State Board of Education Update – The State Board of Education last week approved course equivalencies and established scores representing alternatives beyond the Keystone Exams by which high school students may demonstrate readiness for postsecondary success, and, as defined in Act 158 of 2018, create additional pathways for meeting state graduation requirements beginning with the Class of 2022. Established scores were approved relevant to two pathways established by Act 158: the Alternative Assessment Pathway (including SAT, PSAT and ACT scores) and the Evidence-Based Pathway (ACT WorkKeys assessment, SAT Subject Test, AP exam and IB exam). In addition to approving the established scores, the Board also approved the list of additional evidence that may be utilized under the Evidence-Based Pathway. Click here to read more.
 
In Other National News…
 
Supreme Court Update – The U.S. Supreme Court announced last Monday that it was postponing its upcoming session of oral arguments because of concerns about the coronavirus. The March 23-April 1 sitting was to include oral arguments in an important education case about whether religious schools are exempt from employment discrimination claims brought by lay teachers. Educators have also been awaiting decisions in other cases of interest, including those involving a Montana tax credit program for donations to private school scholarships; cases about whether federal civil rights laws cover gay and transgender employees; and a case about whether President Donald Trump's administration properly rescinded the immigration program known as DACA, or Deferred Action for Childhood Arrivals.  The announcement did not rule out the issuance of opinions during the postponement period. The court did say that the justices would meet this Friday for a scheduled private conference and would release orders electronically on Monday, March 23. However, "some Justices may participate remotely by telephone.” (from Education Week, 3/16/20)
 
On the Calendar…
 
March 26          Women’s Caucus Board meeting (virtual)

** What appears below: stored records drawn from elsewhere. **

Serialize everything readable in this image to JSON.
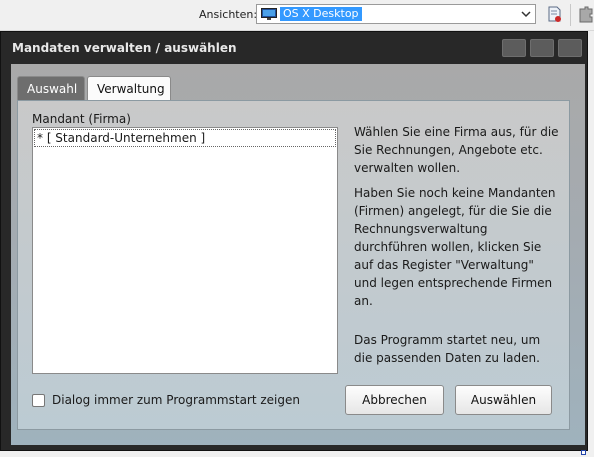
{
  "toolbar": {
    "view_label": "Ansichten:",
    "view_value": "OS X Desktop",
    "view_icon": "monitor-icon",
    "doc_icon": "document-settings-icon",
    "puzzle_icon": "puzzle-icon"
  },
  "dialog": {
    "title": "Mandaten verwalten / auswählen",
    "tabs": [
      {
        "label": "Auswahl",
        "active": true
      },
      {
        "label": "Verwaltung",
        "active": false
      }
    ],
    "list_label": "Mandant (Firma)",
    "list_items": [
      "* [ Standard-Unternehmen ]"
    ],
    "info_1": "Wählen Sie eine Firma aus, für die Sie Rechnungen, Angebote etc. verwalten wollen.",
    "info_2": "Haben Sie noch keine Mandanten (Firmen) angelegt, für die Sie die Rechnungsverwaltung durchführen wollen, klicken Sie auf das Register \"Verwaltung\" und legen entsprechende Firmen an.",
    "info_3": "Das Programm startet neu, um die passenden Daten zu laden.",
    "checkbox_label": "Dialog immer zum Programmstart zeigen",
    "checkbox_checked": false,
    "cancel_label": "Abbrechen",
    "select_label": "Auswählen"
  },
  "colors": {
    "title_bar": "#282828",
    "selection": "#3399ff",
    "active_tab": "#6e6e6e"
  }
}
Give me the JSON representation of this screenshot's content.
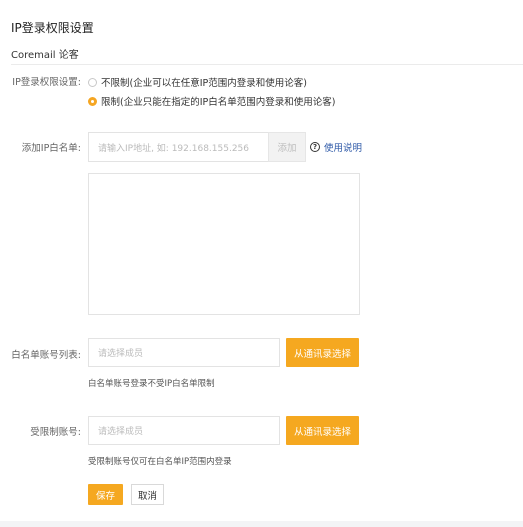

April 10             PASA office closed
April 16             Women’s Caucus Board meeting (virtual)
 
(pdf for printing)